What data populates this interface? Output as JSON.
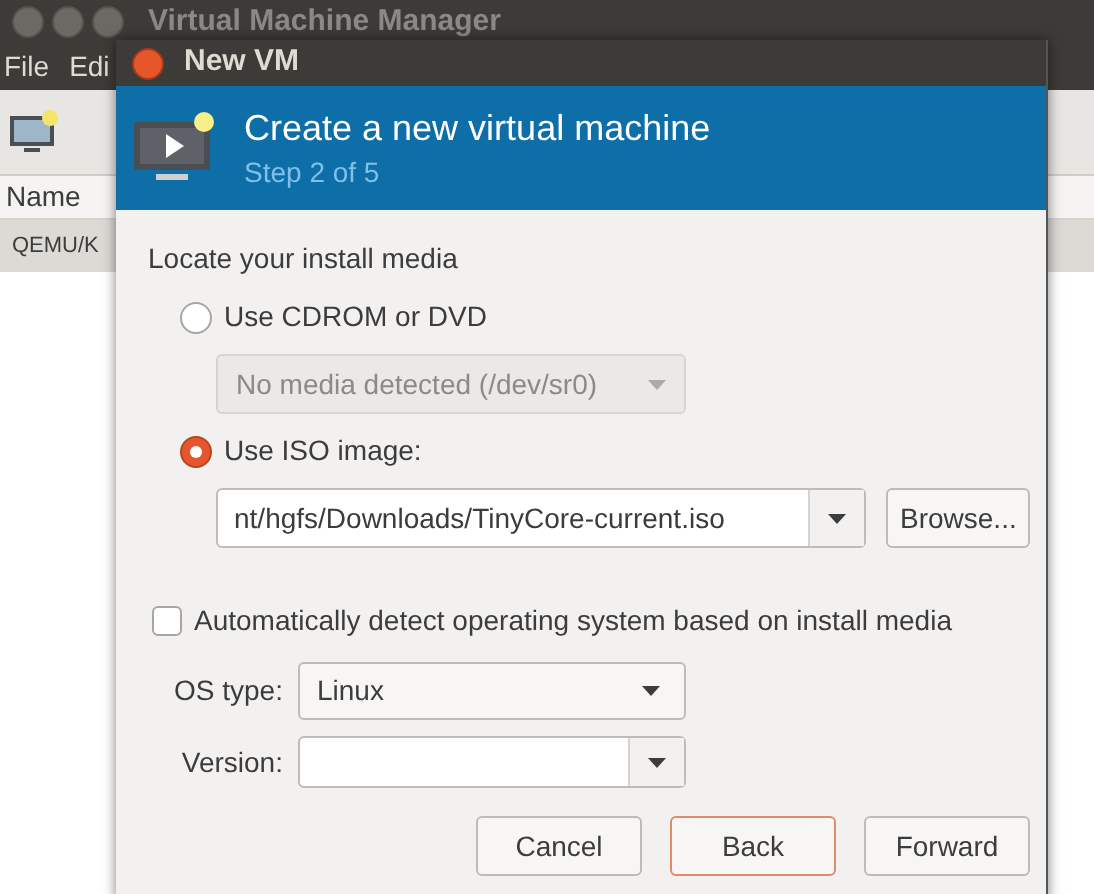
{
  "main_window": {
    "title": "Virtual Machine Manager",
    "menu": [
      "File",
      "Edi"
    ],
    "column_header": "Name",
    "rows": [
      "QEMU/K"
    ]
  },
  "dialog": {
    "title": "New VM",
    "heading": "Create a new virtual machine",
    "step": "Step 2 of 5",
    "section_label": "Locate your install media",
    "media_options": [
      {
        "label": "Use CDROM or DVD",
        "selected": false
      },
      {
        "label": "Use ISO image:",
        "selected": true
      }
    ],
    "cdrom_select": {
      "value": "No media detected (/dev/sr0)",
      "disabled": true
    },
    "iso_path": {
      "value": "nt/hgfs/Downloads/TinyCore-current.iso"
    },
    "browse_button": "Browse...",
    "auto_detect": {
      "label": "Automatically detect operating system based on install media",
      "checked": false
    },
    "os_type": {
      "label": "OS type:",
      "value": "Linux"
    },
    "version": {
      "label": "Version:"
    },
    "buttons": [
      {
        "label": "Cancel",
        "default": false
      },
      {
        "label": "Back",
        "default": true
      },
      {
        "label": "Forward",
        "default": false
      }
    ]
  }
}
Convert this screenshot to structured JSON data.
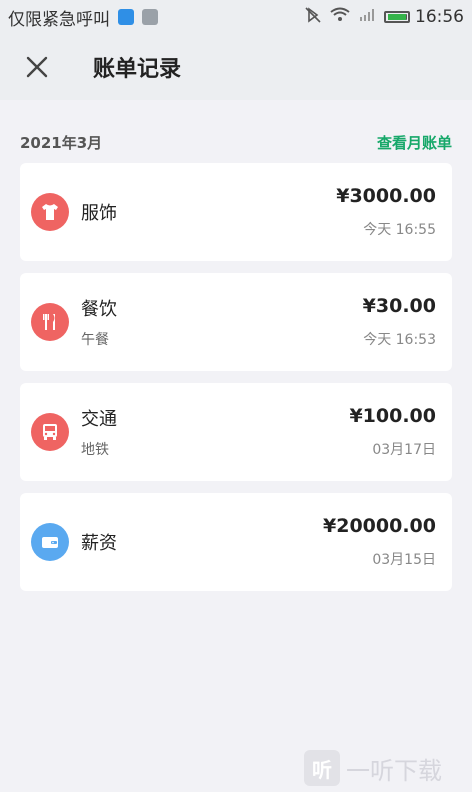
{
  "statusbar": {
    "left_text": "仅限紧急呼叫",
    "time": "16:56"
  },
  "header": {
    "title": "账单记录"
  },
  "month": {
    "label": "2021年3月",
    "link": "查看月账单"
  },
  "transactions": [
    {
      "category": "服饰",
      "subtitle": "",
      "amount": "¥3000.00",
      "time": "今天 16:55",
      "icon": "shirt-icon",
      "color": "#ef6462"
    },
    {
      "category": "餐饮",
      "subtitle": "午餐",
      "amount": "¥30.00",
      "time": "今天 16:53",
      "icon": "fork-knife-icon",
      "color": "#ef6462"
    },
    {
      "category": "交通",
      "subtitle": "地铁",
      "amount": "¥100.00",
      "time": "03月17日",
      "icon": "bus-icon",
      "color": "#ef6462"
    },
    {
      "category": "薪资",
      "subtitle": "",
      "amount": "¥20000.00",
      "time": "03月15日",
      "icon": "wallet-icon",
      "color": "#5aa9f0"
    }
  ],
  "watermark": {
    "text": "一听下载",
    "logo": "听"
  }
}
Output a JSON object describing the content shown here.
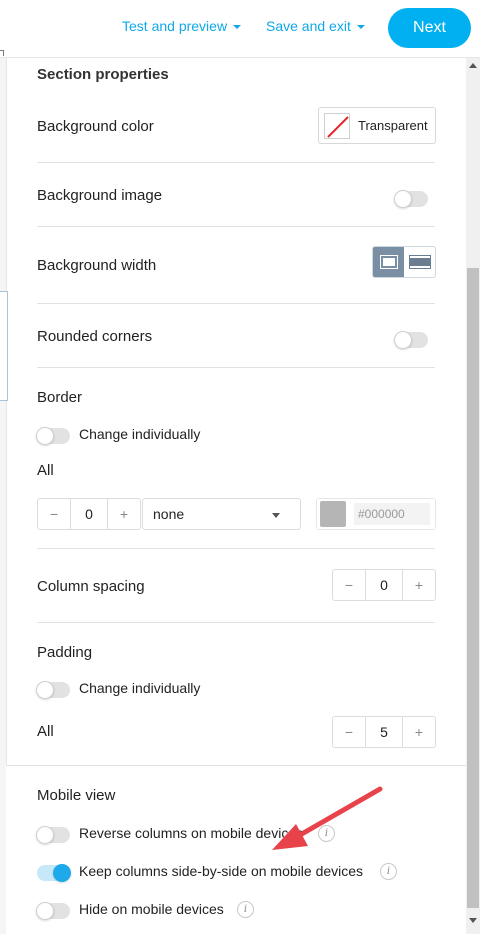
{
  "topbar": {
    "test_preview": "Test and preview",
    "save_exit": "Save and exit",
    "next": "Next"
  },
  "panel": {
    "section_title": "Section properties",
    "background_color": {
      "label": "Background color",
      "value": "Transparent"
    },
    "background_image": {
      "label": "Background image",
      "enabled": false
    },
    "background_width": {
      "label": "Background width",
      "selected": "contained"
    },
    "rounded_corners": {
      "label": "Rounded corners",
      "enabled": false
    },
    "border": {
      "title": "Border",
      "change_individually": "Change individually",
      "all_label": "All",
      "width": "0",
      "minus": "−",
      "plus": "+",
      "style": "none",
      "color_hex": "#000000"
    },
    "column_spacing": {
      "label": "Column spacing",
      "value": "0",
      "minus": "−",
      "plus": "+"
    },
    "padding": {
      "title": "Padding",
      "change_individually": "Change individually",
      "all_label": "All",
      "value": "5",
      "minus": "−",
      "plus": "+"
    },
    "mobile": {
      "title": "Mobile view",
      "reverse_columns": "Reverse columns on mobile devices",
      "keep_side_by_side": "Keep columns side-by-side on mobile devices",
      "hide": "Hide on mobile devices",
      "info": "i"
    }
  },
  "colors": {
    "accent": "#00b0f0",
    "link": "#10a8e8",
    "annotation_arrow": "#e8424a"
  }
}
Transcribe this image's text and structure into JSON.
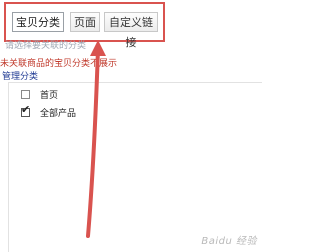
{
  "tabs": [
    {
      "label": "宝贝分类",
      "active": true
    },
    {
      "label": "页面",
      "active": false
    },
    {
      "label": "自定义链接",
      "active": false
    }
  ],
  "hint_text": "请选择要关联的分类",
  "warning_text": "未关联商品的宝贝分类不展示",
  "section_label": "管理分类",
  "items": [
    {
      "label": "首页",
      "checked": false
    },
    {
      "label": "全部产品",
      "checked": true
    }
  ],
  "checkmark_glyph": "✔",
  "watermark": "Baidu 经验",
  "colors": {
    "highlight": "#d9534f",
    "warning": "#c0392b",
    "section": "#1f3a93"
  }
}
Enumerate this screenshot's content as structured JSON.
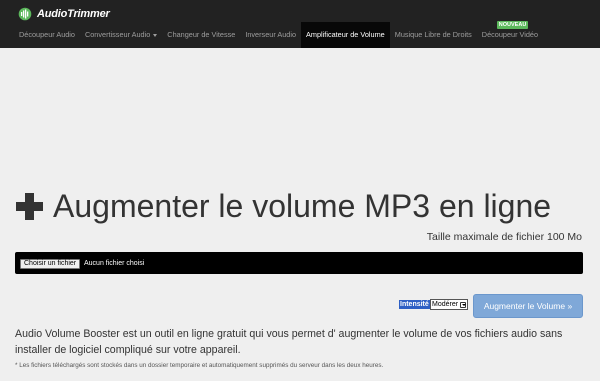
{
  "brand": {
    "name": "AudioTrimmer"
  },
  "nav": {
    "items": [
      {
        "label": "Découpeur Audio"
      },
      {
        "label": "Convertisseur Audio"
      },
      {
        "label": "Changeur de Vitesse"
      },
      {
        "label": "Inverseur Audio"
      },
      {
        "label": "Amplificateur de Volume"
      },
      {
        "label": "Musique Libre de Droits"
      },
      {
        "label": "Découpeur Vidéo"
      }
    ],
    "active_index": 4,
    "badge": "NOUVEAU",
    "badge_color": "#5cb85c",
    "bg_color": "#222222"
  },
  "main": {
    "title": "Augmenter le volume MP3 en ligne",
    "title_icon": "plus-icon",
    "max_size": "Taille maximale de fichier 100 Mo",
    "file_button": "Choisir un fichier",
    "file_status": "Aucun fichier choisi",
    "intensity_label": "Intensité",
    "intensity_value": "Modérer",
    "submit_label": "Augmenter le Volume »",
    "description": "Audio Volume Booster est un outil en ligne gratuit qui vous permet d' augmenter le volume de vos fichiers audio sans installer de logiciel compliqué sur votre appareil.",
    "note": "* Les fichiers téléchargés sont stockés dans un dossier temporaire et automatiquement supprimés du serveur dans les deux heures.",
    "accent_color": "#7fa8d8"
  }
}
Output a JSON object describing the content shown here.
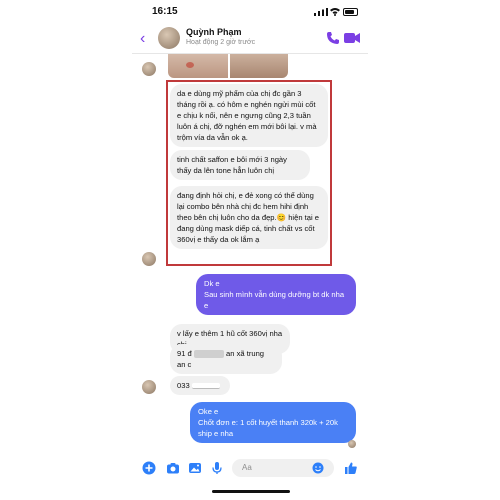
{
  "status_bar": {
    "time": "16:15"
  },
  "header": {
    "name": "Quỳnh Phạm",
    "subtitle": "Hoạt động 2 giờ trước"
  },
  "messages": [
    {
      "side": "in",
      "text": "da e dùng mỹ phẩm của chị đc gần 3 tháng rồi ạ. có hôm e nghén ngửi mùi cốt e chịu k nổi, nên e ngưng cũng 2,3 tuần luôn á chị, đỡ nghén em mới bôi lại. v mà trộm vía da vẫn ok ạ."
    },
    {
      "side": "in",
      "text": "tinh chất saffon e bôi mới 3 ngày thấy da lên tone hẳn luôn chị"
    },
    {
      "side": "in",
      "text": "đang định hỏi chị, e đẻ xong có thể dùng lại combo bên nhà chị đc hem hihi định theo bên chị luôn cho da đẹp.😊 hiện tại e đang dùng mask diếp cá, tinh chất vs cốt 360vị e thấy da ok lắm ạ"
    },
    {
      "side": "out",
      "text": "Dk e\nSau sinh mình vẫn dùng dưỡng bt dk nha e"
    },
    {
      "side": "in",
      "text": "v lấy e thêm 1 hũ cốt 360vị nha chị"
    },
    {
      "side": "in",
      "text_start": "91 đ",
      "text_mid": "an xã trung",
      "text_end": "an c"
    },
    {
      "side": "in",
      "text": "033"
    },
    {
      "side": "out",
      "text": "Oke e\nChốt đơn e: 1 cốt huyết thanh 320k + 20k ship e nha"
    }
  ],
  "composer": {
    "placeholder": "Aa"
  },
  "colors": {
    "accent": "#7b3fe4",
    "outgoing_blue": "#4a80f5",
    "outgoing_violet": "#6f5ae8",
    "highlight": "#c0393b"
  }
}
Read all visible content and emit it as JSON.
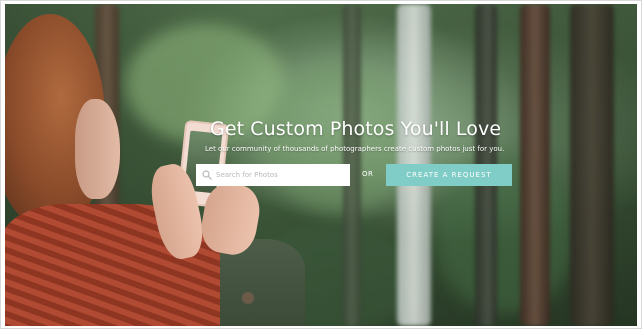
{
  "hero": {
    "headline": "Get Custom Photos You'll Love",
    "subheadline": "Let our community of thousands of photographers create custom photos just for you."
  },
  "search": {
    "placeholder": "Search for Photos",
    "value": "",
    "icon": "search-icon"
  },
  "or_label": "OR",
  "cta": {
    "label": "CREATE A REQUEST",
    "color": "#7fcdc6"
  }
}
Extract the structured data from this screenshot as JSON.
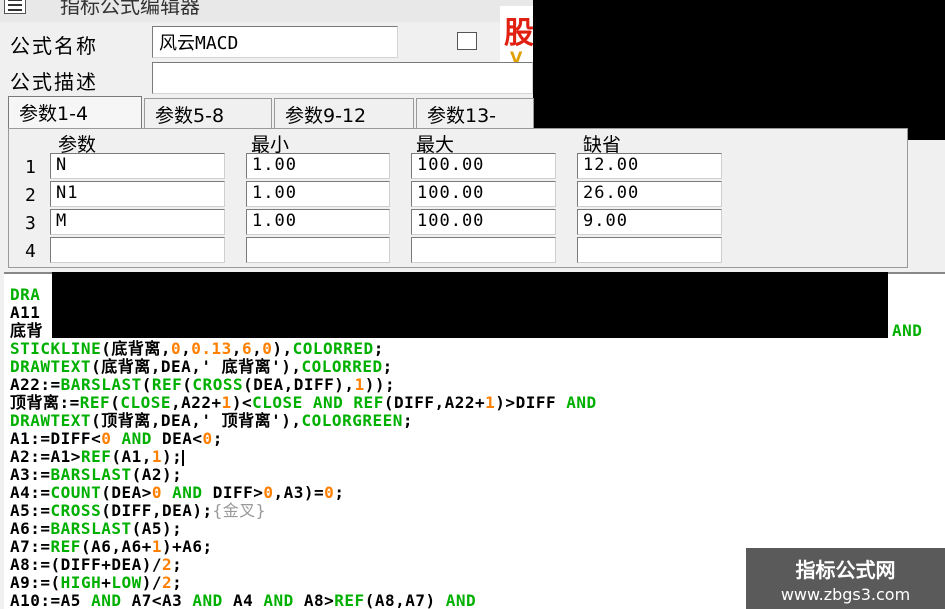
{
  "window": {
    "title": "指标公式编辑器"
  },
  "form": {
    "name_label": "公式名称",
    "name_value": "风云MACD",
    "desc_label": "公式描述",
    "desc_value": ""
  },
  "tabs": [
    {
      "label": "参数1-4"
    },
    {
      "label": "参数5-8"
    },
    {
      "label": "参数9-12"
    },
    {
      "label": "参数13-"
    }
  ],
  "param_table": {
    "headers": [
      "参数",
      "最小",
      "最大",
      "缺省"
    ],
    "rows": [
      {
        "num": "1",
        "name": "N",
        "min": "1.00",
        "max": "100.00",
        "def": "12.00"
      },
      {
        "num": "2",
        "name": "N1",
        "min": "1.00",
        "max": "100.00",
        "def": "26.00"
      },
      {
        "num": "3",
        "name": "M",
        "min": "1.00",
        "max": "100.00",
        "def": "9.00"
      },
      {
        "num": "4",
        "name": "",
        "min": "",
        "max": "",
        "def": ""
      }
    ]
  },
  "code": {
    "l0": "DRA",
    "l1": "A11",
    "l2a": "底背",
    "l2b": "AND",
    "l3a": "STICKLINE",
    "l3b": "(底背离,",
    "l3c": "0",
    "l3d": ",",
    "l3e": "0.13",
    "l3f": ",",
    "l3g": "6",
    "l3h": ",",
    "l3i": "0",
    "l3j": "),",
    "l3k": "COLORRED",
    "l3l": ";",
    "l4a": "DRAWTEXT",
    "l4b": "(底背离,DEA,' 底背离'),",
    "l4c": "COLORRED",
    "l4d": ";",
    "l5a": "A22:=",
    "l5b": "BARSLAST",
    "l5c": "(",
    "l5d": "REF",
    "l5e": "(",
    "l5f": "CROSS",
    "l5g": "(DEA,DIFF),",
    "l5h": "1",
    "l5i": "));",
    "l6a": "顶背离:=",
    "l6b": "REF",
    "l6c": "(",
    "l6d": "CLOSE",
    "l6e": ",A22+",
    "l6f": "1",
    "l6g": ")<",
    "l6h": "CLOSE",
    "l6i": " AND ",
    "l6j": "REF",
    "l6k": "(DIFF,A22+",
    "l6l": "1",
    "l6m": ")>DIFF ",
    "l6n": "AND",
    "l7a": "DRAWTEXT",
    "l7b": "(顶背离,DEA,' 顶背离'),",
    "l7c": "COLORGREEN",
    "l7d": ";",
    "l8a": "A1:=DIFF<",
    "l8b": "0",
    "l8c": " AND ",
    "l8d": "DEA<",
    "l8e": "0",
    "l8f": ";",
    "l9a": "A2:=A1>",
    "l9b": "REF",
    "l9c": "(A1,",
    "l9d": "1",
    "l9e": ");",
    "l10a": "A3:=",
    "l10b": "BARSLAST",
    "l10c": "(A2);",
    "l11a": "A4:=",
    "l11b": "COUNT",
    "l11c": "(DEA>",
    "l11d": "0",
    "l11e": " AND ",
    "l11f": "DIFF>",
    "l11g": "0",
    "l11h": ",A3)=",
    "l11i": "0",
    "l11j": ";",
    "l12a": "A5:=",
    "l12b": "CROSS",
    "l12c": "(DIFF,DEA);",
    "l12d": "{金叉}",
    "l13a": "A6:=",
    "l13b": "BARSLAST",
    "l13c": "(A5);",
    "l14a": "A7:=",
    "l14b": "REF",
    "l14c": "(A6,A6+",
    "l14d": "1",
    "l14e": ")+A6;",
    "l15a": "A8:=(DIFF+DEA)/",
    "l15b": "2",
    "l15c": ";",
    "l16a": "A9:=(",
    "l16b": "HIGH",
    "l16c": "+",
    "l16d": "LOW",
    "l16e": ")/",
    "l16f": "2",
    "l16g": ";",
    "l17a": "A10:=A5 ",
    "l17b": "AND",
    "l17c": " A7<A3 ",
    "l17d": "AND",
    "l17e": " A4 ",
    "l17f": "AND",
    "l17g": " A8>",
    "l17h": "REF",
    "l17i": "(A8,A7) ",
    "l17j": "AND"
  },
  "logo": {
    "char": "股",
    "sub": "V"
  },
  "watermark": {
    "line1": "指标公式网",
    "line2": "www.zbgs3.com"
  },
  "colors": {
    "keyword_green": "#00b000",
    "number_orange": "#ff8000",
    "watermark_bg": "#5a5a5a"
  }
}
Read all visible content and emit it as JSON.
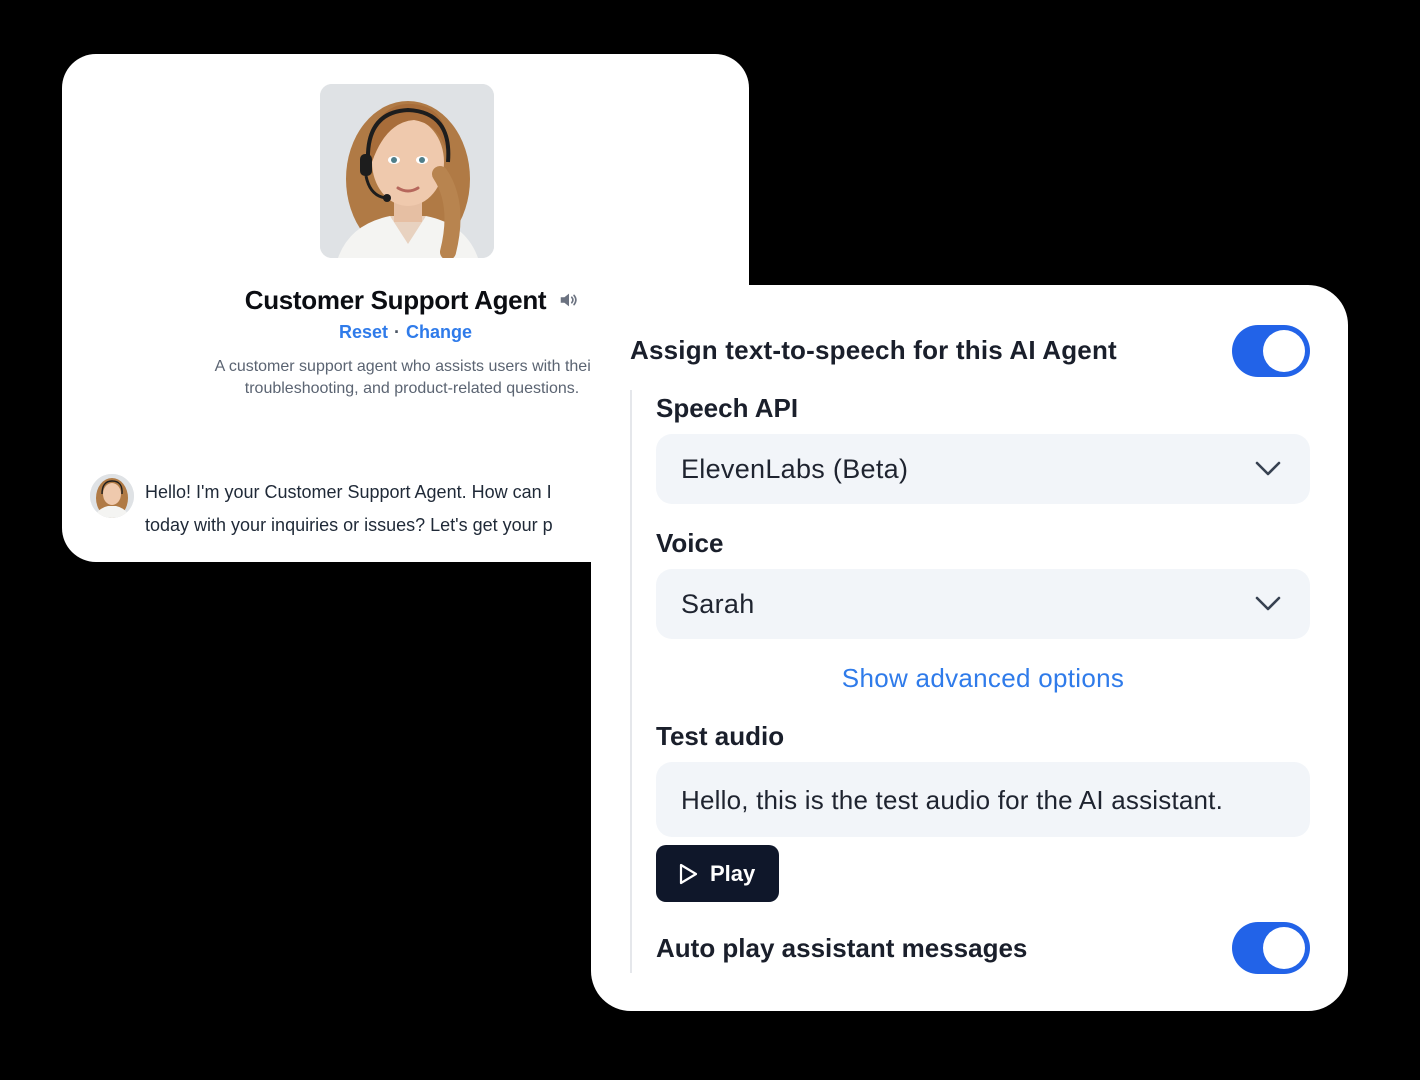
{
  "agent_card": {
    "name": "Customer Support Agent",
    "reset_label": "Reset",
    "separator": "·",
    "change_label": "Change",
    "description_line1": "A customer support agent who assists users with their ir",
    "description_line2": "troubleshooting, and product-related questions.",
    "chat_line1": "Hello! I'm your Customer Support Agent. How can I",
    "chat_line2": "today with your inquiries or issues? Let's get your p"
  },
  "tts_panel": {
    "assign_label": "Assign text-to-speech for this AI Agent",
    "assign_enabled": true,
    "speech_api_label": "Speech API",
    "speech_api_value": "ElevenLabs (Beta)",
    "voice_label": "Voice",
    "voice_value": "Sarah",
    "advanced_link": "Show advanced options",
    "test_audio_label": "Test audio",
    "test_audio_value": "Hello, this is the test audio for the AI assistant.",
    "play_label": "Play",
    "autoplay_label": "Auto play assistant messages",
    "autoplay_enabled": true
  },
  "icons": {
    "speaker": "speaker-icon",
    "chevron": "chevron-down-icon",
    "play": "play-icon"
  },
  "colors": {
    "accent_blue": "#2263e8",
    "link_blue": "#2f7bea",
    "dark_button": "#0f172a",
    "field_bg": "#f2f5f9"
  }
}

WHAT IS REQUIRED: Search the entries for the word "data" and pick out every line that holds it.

ANSWER:
What data populates this interface? Output as JSON.
Convert this screenshot to structured JSON data.
Extract the structured data from this screenshot as JSON.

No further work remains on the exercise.